» **Listed records**
===
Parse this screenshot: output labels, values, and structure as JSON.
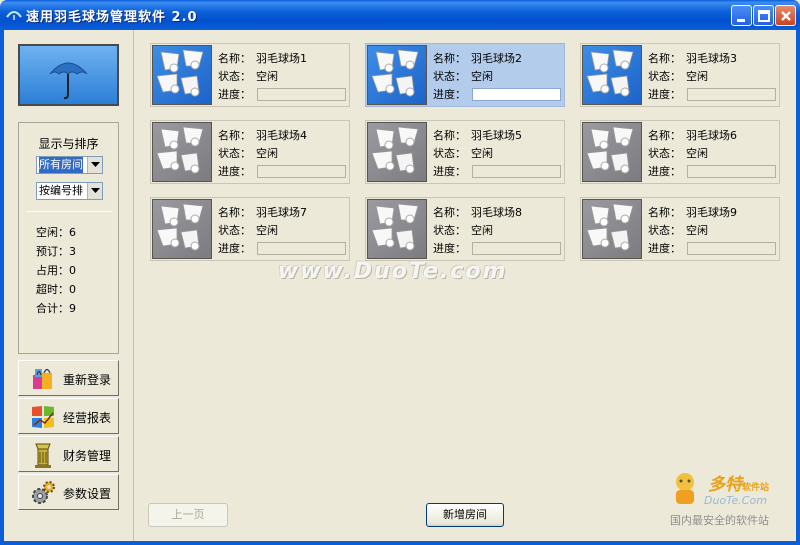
{
  "window": {
    "title": "速用羽毛球场管理软件 2.0",
    "accent": "#0a5fd8"
  },
  "sidebar": {
    "filter_title": "显示与排序",
    "room_filter": "所有房间",
    "sort_order": "按编号排",
    "stats": [
      {
        "label": "空闲：",
        "value": "6"
      },
      {
        "label": "预订：",
        "value": "3"
      },
      {
        "label": "占用：",
        "value": "0"
      },
      {
        "label": "超时：",
        "value": "0"
      },
      {
        "label": "合计：",
        "value": "9"
      }
    ],
    "buttons": [
      {
        "label": "重新登录",
        "icon": "gift-bag-icon"
      },
      {
        "label": "经营报表",
        "icon": "windows-chart-icon"
      },
      {
        "label": "财务管理",
        "icon": "money-tower-icon"
      },
      {
        "label": "参数设置",
        "icon": "gear-icon"
      }
    ]
  },
  "courts": [
    {
      "name_label": "名称：",
      "name": "羽毛球场1",
      "status_label": "状态：",
      "status": "空闲",
      "progress_label": "进度：",
      "progress": 0,
      "theme": "blue"
    },
    {
      "name_label": "名称：",
      "name": "羽毛球场2",
      "status_label": "状态：",
      "status": "空闲",
      "progress_label": "进度：",
      "progress": 0,
      "theme": "blue",
      "selected": true
    },
    {
      "name_label": "名称：",
      "name": "羽毛球场3",
      "status_label": "状态：",
      "status": "空闲",
      "progress_label": "进度：",
      "progress": 0,
      "theme": "blue"
    },
    {
      "name_label": "名称：",
      "name": "羽毛球场4",
      "status_label": "状态：",
      "status": "空闲",
      "progress_label": "进度：",
      "progress": 0,
      "theme": "gray"
    },
    {
      "name_label": "名称：",
      "name": "羽毛球场5",
      "status_label": "状态：",
      "status": "空闲",
      "progress_label": "进度：",
      "progress": 0,
      "theme": "gray"
    },
    {
      "name_label": "名称：",
      "name": "羽毛球场6",
      "status_label": "状态：",
      "status": "空闲",
      "progress_label": "进度：",
      "progress": 0,
      "theme": "gray"
    },
    {
      "name_label": "名称：",
      "name": "羽毛球场7",
      "status_label": "状态：",
      "status": "空闲",
      "progress_label": "进度：",
      "progress": 0,
      "theme": "gray"
    },
    {
      "name_label": "名称：",
      "name": "羽毛球场8",
      "status_label": "状态：",
      "status": "空闲",
      "progress_label": "进度：",
      "progress": 0,
      "theme": "gray"
    },
    {
      "name_label": "名称：",
      "name": "羽毛球场9",
      "status_label": "状态：",
      "status": "空闲",
      "progress_label": "进度：",
      "progress": 0,
      "theme": "gray"
    }
  ],
  "footer": {
    "prev_label": "上一页",
    "add_label": "新增房间"
  },
  "watermark": {
    "center": "www.DuoTe.com",
    "corner_line1": "多特",
    "corner_line1_small": "软件站",
    "corner_line2": "DuoTe.Com",
    "corner_line3": "国内最安全的软件站"
  }
}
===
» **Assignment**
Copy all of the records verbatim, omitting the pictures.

» **Response below**
Parse this screenshot: output labels, values, and structure as JSON.
{
  "window": {
    "title": "速用羽毛球场管理软件 2.0",
    "accent": "#0a5fd8"
  },
  "sidebar": {
    "filter_title": "显示与排序",
    "room_filter": "所有房间",
    "sort_order": "按编号排",
    "stats": [
      {
        "label": "空闲：",
        "value": "6"
      },
      {
        "label": "预订：",
        "value": "3"
      },
      {
        "label": "占用：",
        "value": "0"
      },
      {
        "label": "超时：",
        "value": "0"
      },
      {
        "label": "合计：",
        "value": "9"
      }
    ],
    "buttons": [
      {
        "label": "重新登录",
        "icon": "gift-bag-icon"
      },
      {
        "label": "经营报表",
        "icon": "windows-chart-icon"
      },
      {
        "label": "财务管理",
        "icon": "money-tower-icon"
      },
      {
        "label": "参数设置",
        "icon": "gear-icon"
      }
    ]
  },
  "courts": [
    {
      "name_label": "名称：",
      "name": "羽毛球场1",
      "status_label": "状态：",
      "status": "空闲",
      "progress_label": "进度：",
      "progress": 0,
      "theme": "blue"
    },
    {
      "name_label": "名称：",
      "name": "羽毛球场2",
      "status_label": "状态：",
      "status": "空闲",
      "progress_label": "进度：",
      "progress": 0,
      "theme": "blue",
      "selected": true
    },
    {
      "name_label": "名称：",
      "name": "羽毛球场3",
      "status_label": "状态：",
      "status": "空闲",
      "progress_label": "进度：",
      "progress": 0,
      "theme": "blue"
    },
    {
      "name_label": "名称：",
      "name": "羽毛球场4",
      "status_label": "状态：",
      "status": "空闲",
      "progress_label": "进度：",
      "progress": 0,
      "theme": "gray"
    },
    {
      "name_label": "名称：",
      "name": "羽毛球场5",
      "status_label": "状态：",
      "status": "空闲",
      "progress_label": "进度：",
      "progress": 0,
      "theme": "gray"
    },
    {
      "name_label": "名称：",
      "name": "羽毛球场6",
      "status_label": "状态：",
      "status": "空闲",
      "progress_label": "进度：",
      "progress": 0,
      "theme": "gray"
    },
    {
      "name_label": "名称：",
      "name": "羽毛球场7",
      "status_label": "状态：",
      "status": "空闲",
      "progress_label": "进度：",
      "progress": 0,
      "theme": "gray"
    },
    {
      "name_label": "名称：",
      "name": "羽毛球场8",
      "status_label": "状态：",
      "status": "空闲",
      "progress_label": "进度：",
      "progress": 0,
      "theme": "gray"
    },
    {
      "name_label": "名称：",
      "name": "羽毛球场9",
      "status_label": "状态：",
      "status": "空闲",
      "progress_label": "进度：",
      "progress": 0,
      "theme": "gray"
    }
  ],
  "footer": {
    "prev_label": "上一页",
    "add_label": "新增房间"
  },
  "watermark": {
    "center": "www.DuoTe.com",
    "corner_line1": "多特",
    "corner_line1_small": "软件站",
    "corner_line2": "DuoTe.Com",
    "corner_line3": "国内最安全的软件站"
  }
}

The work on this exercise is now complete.